What I discovered is going to change the practice of medicine!  It will replace my stethoscope and much of what I did in the office.  It will increase a physician’s diagnostic capabilities tenfold.  The device I’m referring to is a pocket ultrasound machine that interfaces with the I Phone and delivers pictures of a patient’s organs, joints and vascular system instantaneously.  NO MORE GOING TO THE HOSPITAL FOR TESTS AND THEN WAITING WEEKS TO GET RESULTS.

DID I TELL YOU I WANT ONE! I DO! Sure, I’d have to take some courses to become proficient at reading ultrasounds.  It would be worth it.  I could quickly scan your heart, carotids or even your gallbladder.  It seems the future uses are almost limitless. 

It’s also affordable.  While thinking about what I could have done with a pocket sized ultrasound has pumped me up, the fact that I’ll never use one on a patient is a bit of a downer.  The saving grace is that eventually one of my docs will be using it on me and I’ll get to play with it.

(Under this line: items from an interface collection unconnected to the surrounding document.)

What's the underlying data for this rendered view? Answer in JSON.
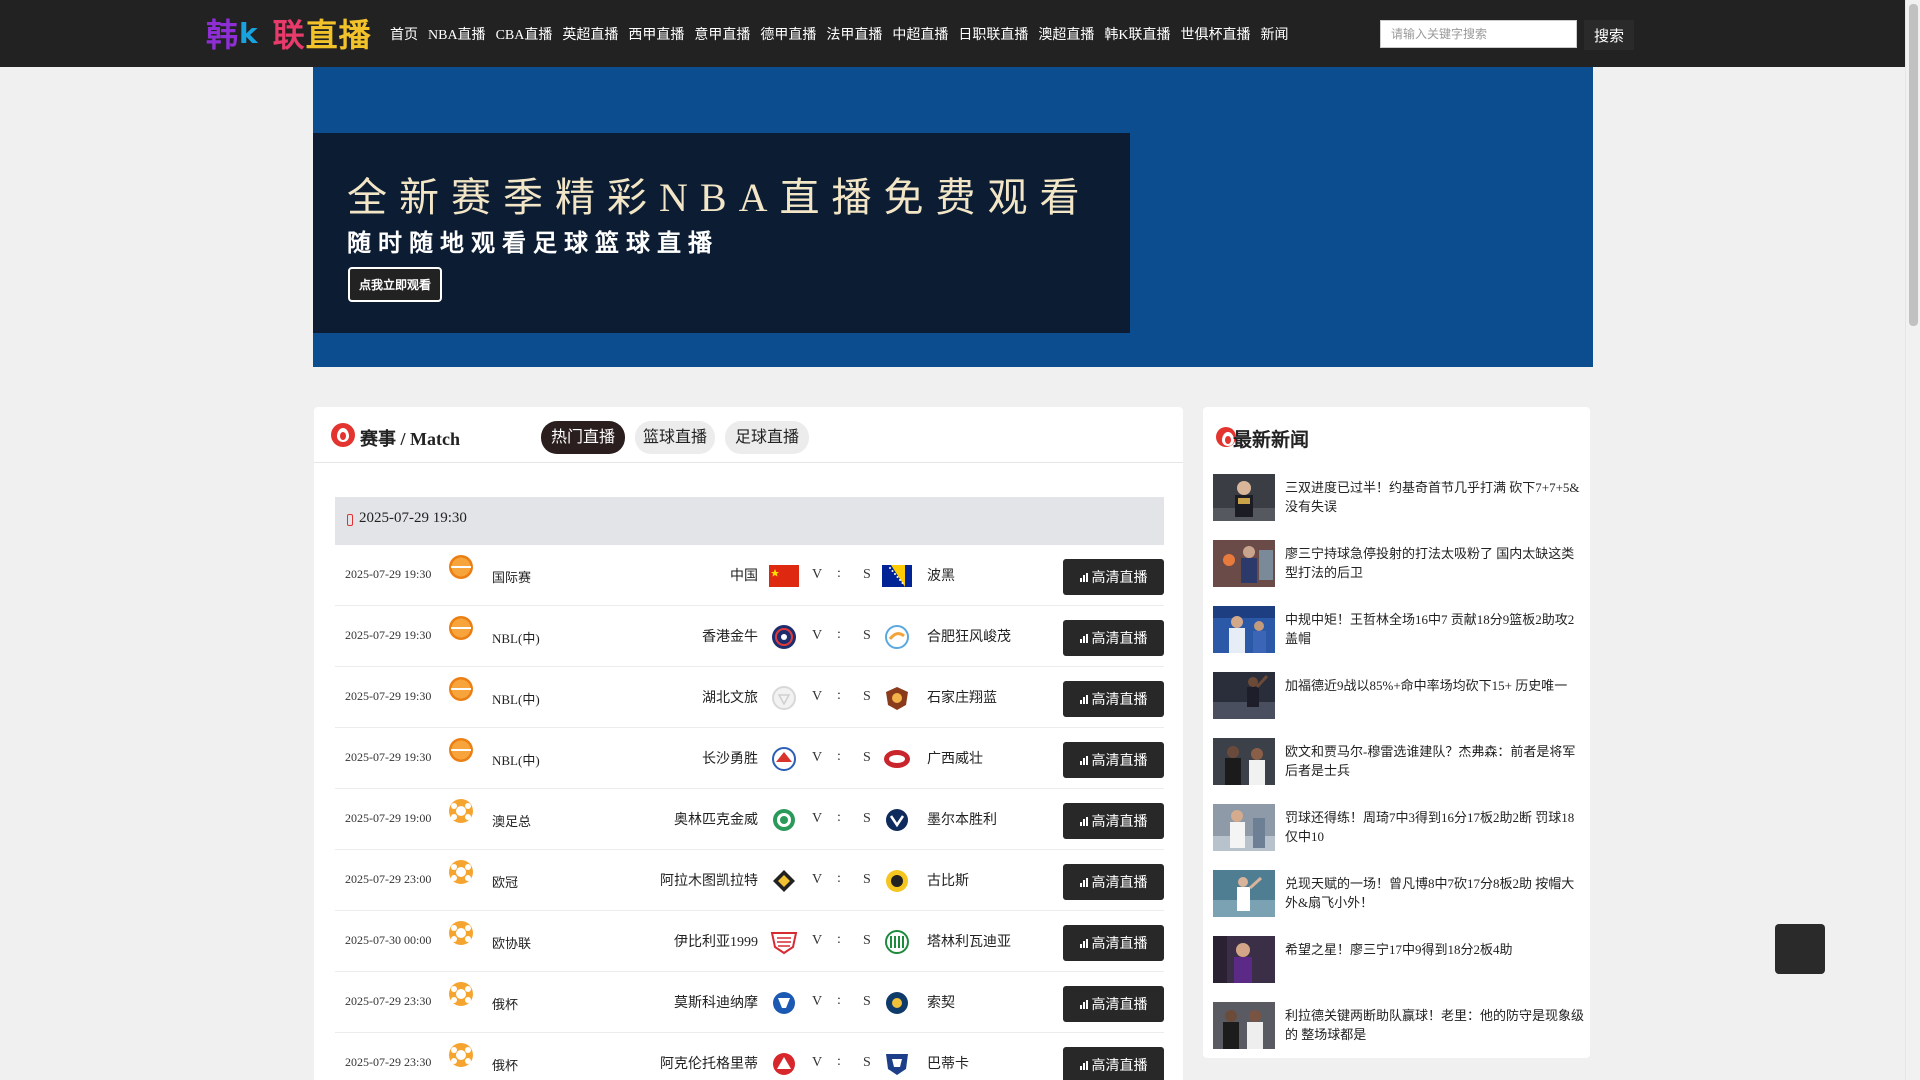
{
  "logo": {
    "part1": "韩",
    "part2": "k",
    "part3": "联",
    "part4": "直播"
  },
  "nav": [
    "首页",
    "NBA直播",
    "CBA直播",
    "英超直播",
    "西甲直播",
    "意甲直播",
    "德甲直播",
    "法甲直播",
    "中超直播",
    "日职联直播",
    "澳超直播",
    "韩K联直播",
    "世俱杯直播",
    "新闻"
  ],
  "search": {
    "placeholder": "请输入关键字搜索",
    "button": "搜索"
  },
  "banner": {
    "title": "全新赛季精彩NBA直播免费观看",
    "subtitle": "随时随地观看足球篮球直播",
    "button": "点我立即观看"
  },
  "main": {
    "title": "赛事 / Match",
    "tabs": [
      {
        "label": "热门直播",
        "active": true
      },
      {
        "label": "篮球直播",
        "active": false
      },
      {
        "label": "足球直播",
        "active": false
      }
    ],
    "date_header": "2025-07-29 19:30",
    "live_label": "高清直播",
    "matches": [
      {
        "time": "2025-07-29 19:30",
        "sport": "basketball",
        "league": "国际赛",
        "home": "中国",
        "away": "波黑",
        "v": "V",
        "colon": ":",
        "s": "S"
      },
      {
        "time": "2025-07-29 19:30",
        "sport": "basketball",
        "league": "NBL(中)",
        "home": "香港金牛",
        "away": "合肥狂风峻茂",
        "v": "V",
        "colon": ":",
        "s": "S"
      },
      {
        "time": "2025-07-29 19:30",
        "sport": "basketball",
        "league": "NBL(中)",
        "home": "湖北文旅",
        "away": "石家庄翔蓝",
        "v": "V",
        "colon": ":",
        "s": "S"
      },
      {
        "time": "2025-07-29 19:30",
        "sport": "basketball",
        "league": "NBL(中)",
        "home": "长沙勇胜",
        "away": "广西威壮",
        "v": "V",
        "colon": ":",
        "s": "S"
      },
      {
        "time": "2025-07-29 19:00",
        "sport": "football",
        "league": "澳足总",
        "home": "奥林匹克金威",
        "away": "墨尔本胜利",
        "v": "V",
        "colon": ":",
        "s": "S"
      },
      {
        "time": "2025-07-29 23:00",
        "sport": "football",
        "league": "欧冠",
        "home": "阿拉木图凯拉特",
        "away": "古比斯",
        "v": "V",
        "colon": ":",
        "s": "S"
      },
      {
        "time": "2025-07-30 00:00",
        "sport": "football",
        "league": "欧协联",
        "home": "伊比利亚1999",
        "away": "塔林利瓦迪亚",
        "v": "V",
        "colon": ":",
        "s": "S"
      },
      {
        "time": "2025-07-29 23:30",
        "sport": "football",
        "league": "俄杯",
        "home": "莫斯科迪纳摩",
        "away": "索契",
        "v": "V",
        "colon": ":",
        "s": "S"
      },
      {
        "time": "2025-07-29 23:30",
        "sport": "football",
        "league": "俄杯",
        "home": "阿克伦托格里蒂",
        "away": "巴蒂卡",
        "v": "V",
        "colon": ":",
        "s": "S"
      }
    ]
  },
  "news": {
    "title": "最新新闻",
    "items": [
      "三双进度已过半！约基奇首节几乎打满 砍下7+7+5&没有失误",
      "廖三宁持球急停投射的打法太吸粉了 国内太缺这类型打法的后卫",
      "中规中矩！王哲林全场16中7 贡献18分9篮板2助攻2盖帽",
      "加福德近9战以85%+命中率场均砍下15+ 历史唯一",
      "欧文和贾马尔-穆雷选谁建队？杰弗森：前者是将军 后者是士兵",
      "罚球还得练！周琦7中3得到16分17板2助2断 罚球18仅中10",
      "兑现天赋的一场！曾凡博8中7砍17分8板2助 按帽大外&扇飞小外！",
      "希望之星！廖三宁17中9得到18分2板4助",
      "利拉德关键两断助队赢球！老里：他的防守是现象级的 整场球都是"
    ]
  },
  "colors": {
    "topbar": "#222222",
    "banner": "#0c4d8f",
    "banner_inner": "#0b1c33",
    "accent_red": "#e3342f",
    "button_dark": "#282828"
  }
}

So, no matter how bad the Covid news is, here’s something that promises to radically improve your doc’s diagnostic skills and, therefore, your health.

Here’s your joke for the day:

My doc told me to start killing people.  Well, not exactly in those words. He said I had to reduce the stress in my life.  Same thing!

Here’s your music for the day.

CONFUSION

It has been a longtime since I’ve sat down to write anything.  I’ve had a writer’s block compounded by boredom and mild depression.  I’m sure Covid is wreaking havoc on your life, as well.

In all my years in medicine, I’ve never witnessed anything like this.  As soon as things start calming down and the news improves, there is a new twist and we start down the rabbit hole all over again.  If it seems like no one truly knows what’s going on, it’s because no one knows what is going on/right.

Whether Renee and I should be vaccinated is a good example of how screwed up everything is.  Most authorities proclaim that if you have had the experimental antibody titer, you should wait 90 days before being vaccinated.  However, some authorities say one should wait 30 days and others will tell you there is no reason to wait.  Confused?  I am.

Part of the problem is that the new vaccine is unlike any of its predecessors.  There is no/minimal data on the effects of the experimental antibody cocktail or the vaccine, or its long term effects on Renee and me.

Part of the problem is that the Covid virus is mutating at what, to me, appears to be an unusually rapid rate.  It appears to be misbehaving on multiple levels.  The new strains sound horrible and, according to the authorities, it does not appear that a prior infection with Covid gives immunity against subsequent infection by mutant stains.

So, what’s a fellow to do?  First, get vaccinated as soon as possible.  Second, get used to your mask and buy N95 when possible. We are going to be wearing masks for a long time to come. Third, isolate yourself as much as possible.  Fourth, help your elderly relatives by teaching them to use their computers to order food and supplies without going out into the public.  Fifth, forgive your elders if they appear a little nuts.  Personally, I’m going crazy!

Every morning when I get up, I regret leaving my home in Long Grove.  Then I open Facebook and see the Chicago weather report and pictures of snow, and I’m glad to be in NC.  Tuesdays and Thursdays, we baby sit.  The kids put a smile on my face and again, I’m glad to be here.

The 3rd of March the gardener will be here installing my elevated garden and fig trees.  It’s going to be a handicapped accessible garden as my Parkinson’s continues to worsen. Gardening will be good for my soul.  It will also cut down on the need to go to the grocers. 

I’ve gotten many calls and emails from my readers, encouraging me to resume writing.  I thank each and everyone of you for your concern and encouragement.  Please send topics you’d like me to address.

Here is your joke for today and a little music to help you smile.

Two grandmothers were bragging about their precious darlings. One of them says to the other, “Mine are so good at social distancing, they won’t even call me.”